The Senate will vote Thursday on repealing ethanol subsidies, just two days after Senate Democratic leaders led a filibuster on the issue over procedural grounds.
In a unanimous consent agreement announced Wednesday by Majority Leader Harry Reid (D-Nev.), votes will be held on an amendment by Sen. Dianne Feinstein (D-Calif.) that would eliminate ethanol subsidies and tariffs and on an amendment from Sen. John McCain (R-Ariz.) that would prohibit federal funding for ethanol storage facilities and blender pumps. The amendments are being offered to an Economic Development Administration reauthorization bill, and both would need 60 votes for adoption.

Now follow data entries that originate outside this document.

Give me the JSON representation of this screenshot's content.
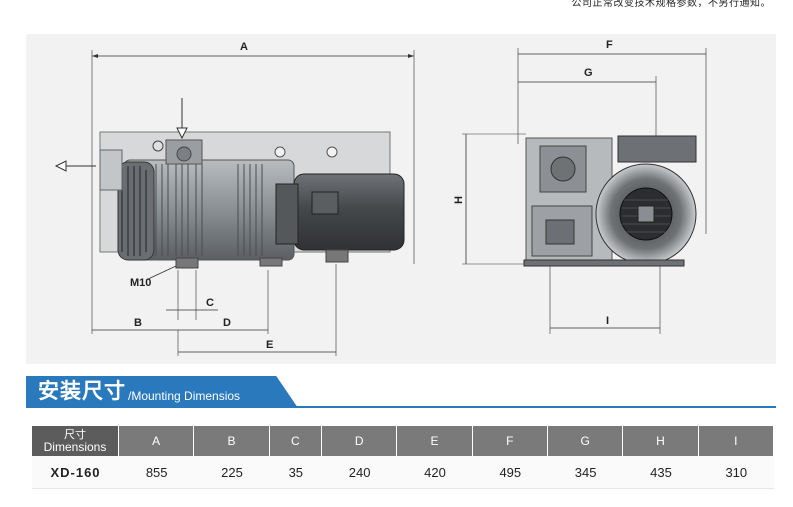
{
  "top_note": "公司正常改变技术规格参数，不另行通知。",
  "drawing": {
    "labels": {
      "A": "A",
      "B": "B",
      "C": "C",
      "D": "D",
      "E": "E",
      "F": "F",
      "G": "G",
      "H": "H",
      "I": "I",
      "M10": "M10"
    },
    "colors": {
      "background": "#f2f2f2",
      "body": "#8d9296",
      "dark": "#4a4d50"
    }
  },
  "section": {
    "title_cn": "安装尺寸",
    "title_en": "/Mounting Dimensios",
    "accent_color": "#2b79bd"
  },
  "table": {
    "header_first_line1": "尺寸",
    "header_first_line2": "Dimensions",
    "columns": [
      "A",
      "B",
      "C",
      "D",
      "E",
      "F",
      "G",
      "H",
      "I"
    ],
    "rows": [
      {
        "model": "XD-160",
        "values": [
          "855",
          "225",
          "35",
          "240",
          "420",
          "495",
          "345",
          "435",
          "310"
        ]
      }
    ]
  }
}
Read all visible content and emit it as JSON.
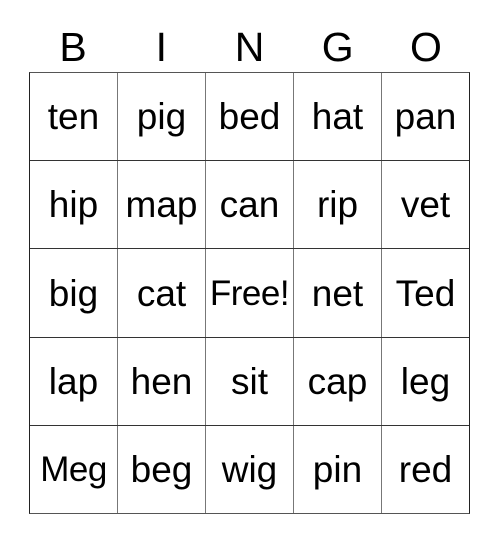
{
  "card": {
    "title": "BINGO",
    "header_letters": [
      "B",
      "I",
      "N",
      "G",
      "O"
    ],
    "free_space_label": "Free!",
    "colors": {
      "background": "#ffffff",
      "text": "#000000",
      "grid_line": "#555555"
    },
    "rows": [
      [
        "ten",
        "pig",
        "bed",
        "hat",
        "pan"
      ],
      [
        "hip",
        "map",
        "can",
        "rip",
        "vet"
      ],
      [
        "big",
        "cat",
        "Free!",
        "net",
        "Ted"
      ],
      [
        "lap",
        "hen",
        "sit",
        "cap",
        "leg"
      ],
      [
        "Meg",
        "beg",
        "wig",
        "pin",
        "red"
      ]
    ]
  }
}
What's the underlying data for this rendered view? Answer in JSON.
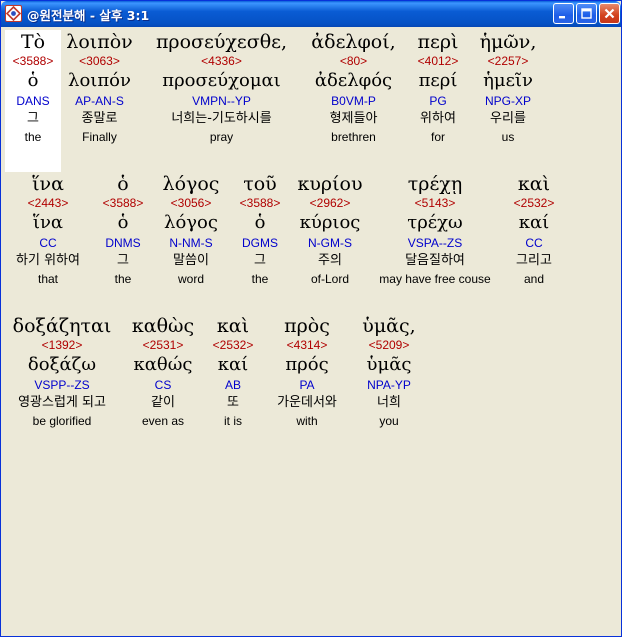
{
  "window": {
    "title": "@원전분해 - 살후 3:1"
  },
  "rows": [
    [
      {
        "greek": "Τὸ",
        "strong": "<3588>",
        "lemma": "ὁ",
        "parse": "DANS",
        "korean": "그",
        "english": "the",
        "selected": true
      },
      {
        "greek": "λοιπὸν",
        "strong": "<3063>",
        "lemma": "λοιπόν",
        "parse": "AP-AN-S",
        "korean": "종말로",
        "english": "Finally"
      },
      {
        "greek": "προσεύχεσθε,",
        "strong": "<4336>",
        "lemma": "προσεύχομαι",
        "parse": "VMPN--YP",
        "korean": "너희는-기도하시를",
        "english": "pray"
      },
      {
        "greek": "ἀδελφοί,",
        "strong": "<80>",
        "lemma": "ἀδελφός",
        "parse": "B0VM-P",
        "korean": "형제들아",
        "english": "brethren"
      },
      {
        "greek": "περὶ",
        "strong": "<4012>",
        "lemma": "περί",
        "parse": "PG",
        "korean": "위하여",
        "english": "for"
      },
      {
        "greek": "ἡμῶν,",
        "strong": "<2257>",
        "lemma": "ἡμεῖν",
        "parse": "NPG-XP",
        "korean": "우리를",
        "english": "us"
      }
    ],
    [
      {
        "greek": "ἵνα",
        "strong": "<2443>",
        "lemma": "ἵνα",
        "parse": "CC",
        "korean": "하기 위하여",
        "english": "that"
      },
      {
        "greek": "ὁ",
        "strong": "<3588>",
        "lemma": "ὁ",
        "parse": "DNMS",
        "korean": "그",
        "english": "the"
      },
      {
        "greek": "λόγος",
        "strong": "<3056>",
        "lemma": "λόγος",
        "parse": "N-NM-S",
        "korean": "말씀이",
        "english": "word"
      },
      {
        "greek": "τοῦ",
        "strong": "<3588>",
        "lemma": "ὁ",
        "parse": "DGMS",
        "korean": "그",
        "english": "the"
      },
      {
        "greek": "κυρίου",
        "strong": "<2962>",
        "lemma": "κύριος",
        "parse": "N-GM-S",
        "korean": "주의",
        "english": "of-Lord"
      },
      {
        "greek": "τρέχῃ",
        "strong": "<5143>",
        "lemma": "τρέχω",
        "parse": "VSPA--ZS",
        "korean": "달음질하여",
        "english": "may have free couse"
      },
      {
        "greek": "καὶ",
        "strong": "<2532>",
        "lemma": "καί",
        "parse": "CC",
        "korean": "그리고",
        "english": "and"
      }
    ],
    [
      {
        "greek": "δοξάζηται",
        "strong": "<1392>",
        "lemma": "δοξάζω",
        "parse": "VSPP--ZS",
        "korean": "영광스럽게 되고",
        "english": "be glorified"
      },
      {
        "greek": "καθὼς",
        "strong": "<2531>",
        "lemma": "καθώς",
        "parse": "CS",
        "korean": "같이",
        "english": "even as"
      },
      {
        "greek": "καὶ",
        "strong": "<2532>",
        "lemma": "καί",
        "parse": "AB",
        "korean": "또",
        "english": "it is"
      },
      {
        "greek": "πρὸς",
        "strong": "<4314>",
        "lemma": "πρός",
        "parse": "PA",
        "korean": "가운데서와",
        "english": "with"
      },
      {
        "greek": "ὑμᾶς,",
        "strong": "<5209>",
        "lemma": "ὑμᾶς",
        "parse": "NPA-YP",
        "korean": "너희",
        "english": "you"
      }
    ]
  ]
}
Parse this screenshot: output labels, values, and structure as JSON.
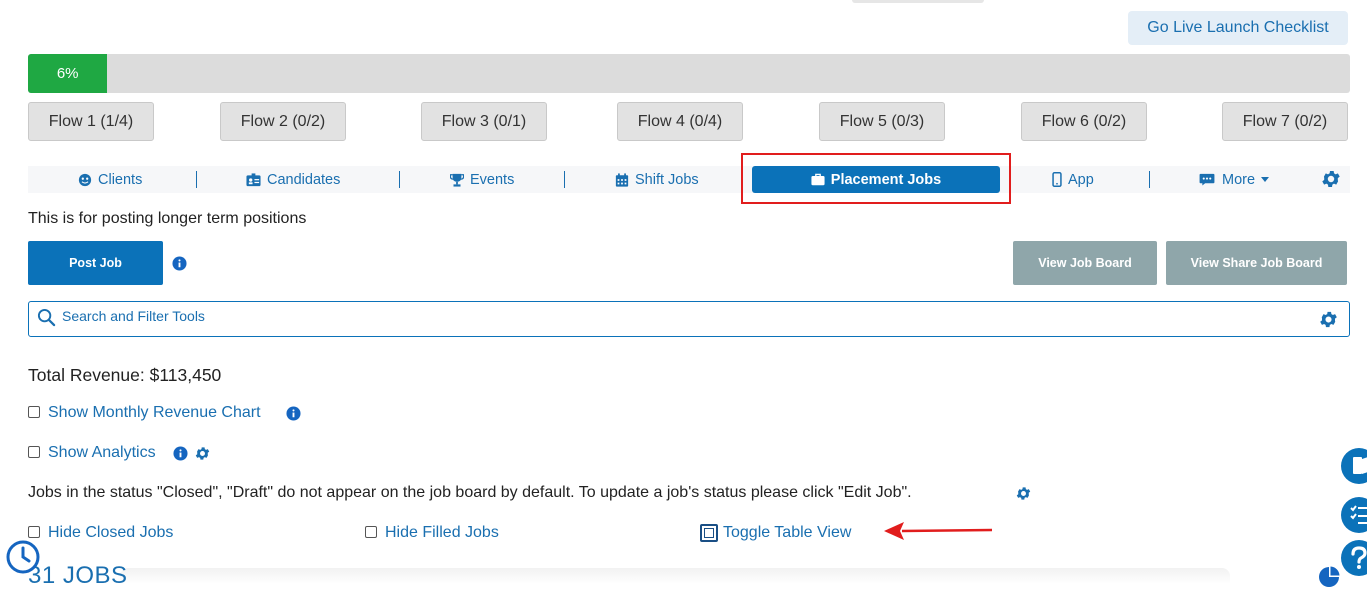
{
  "header": {
    "checklist_label": "Go Live Launch Checklist"
  },
  "progress": {
    "label": "6%",
    "value": 0.06
  },
  "flows": [
    {
      "label": "Flow 1 (1/4)"
    },
    {
      "label": "Flow 2 (0/2)"
    },
    {
      "label": "Flow 3 (0/1)"
    },
    {
      "label": "Flow 4 (0/4)"
    },
    {
      "label": "Flow 5 (0/3)"
    },
    {
      "label": "Flow 6 (0/2)"
    },
    {
      "label": "Flow 7 (0/2)"
    }
  ],
  "nav": {
    "clients": "Clients",
    "candidates": "Candidates",
    "events": "Events",
    "shift_jobs": "Shift Jobs",
    "placement_jobs": "Placement Jobs",
    "app": "App",
    "more": "More"
  },
  "intro": "This is for posting longer term positions",
  "actions": {
    "post_job": "Post Job",
    "view_job_board": "View Job Board",
    "view_share_job_board": "View Share Job Board"
  },
  "search": {
    "placeholder": "Search and Filter Tools"
  },
  "revenue": "Total Revenue: $113,450",
  "options": {
    "monthly_chart": "Show Monthly Revenue Chart",
    "analytics": "Show Analytics",
    "hide_closed": "Hide Closed Jobs",
    "hide_filled": "Hide Filled Jobs",
    "toggle_table": "Toggle Table View"
  },
  "status_note": "Jobs in the status \"Closed\", \"Draft\" do not appear on the job board by default. To update a job's status please click \"Edit Job\".",
  "jobs_title": "31 JOBS",
  "colors": {
    "accent": "#0b72b9",
    "progress": "#1fa843",
    "highlight": "#e11d1d"
  }
}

The Feinstein provision essentially reprises an amendment by Sen. Tom Coburn that failed Tuesday to win a motion to end debate, 40-59. That amendment had the support of just six Democrats because leadership was upset at the Oklahoma Republican for hijacking the floor to get a vote. Feinstein’s measure is much more likely to get the 60 votes needed as a result.
It’s still not clear whether an amendment from Sen. Jim DeMint (R-S.C.) to eliminate ethanol mandates and the estate tax will get a vote. Anti-tax advocate Grover Norquist had tried to pair that amendment with Coburn’s, which Norquist considers a tax increase. He told Republicans that they would not be in violation of his no-tax-hike pledge if they voted for both amendments.
On January 3, Sen. Kirsten Gillibrand, D-N.Y., raises her right hand as her son Henry messes up her hair while Vice President Joseph R. Biden Jr., delivers the ceremonial swearing-in in the Old Senate Chamber. Gillibrand's other son Theodore, lower right, looks on.
Each year since 1990, CQ Roll Call has reviewed the financial disclosures of all 541 senators, representatives and delegates to determine the 50 richest members of Congress. This year's report, derived from forms covering the calendar year 2012, shows it took a net worth of $6.67 million to crack the exclusive club.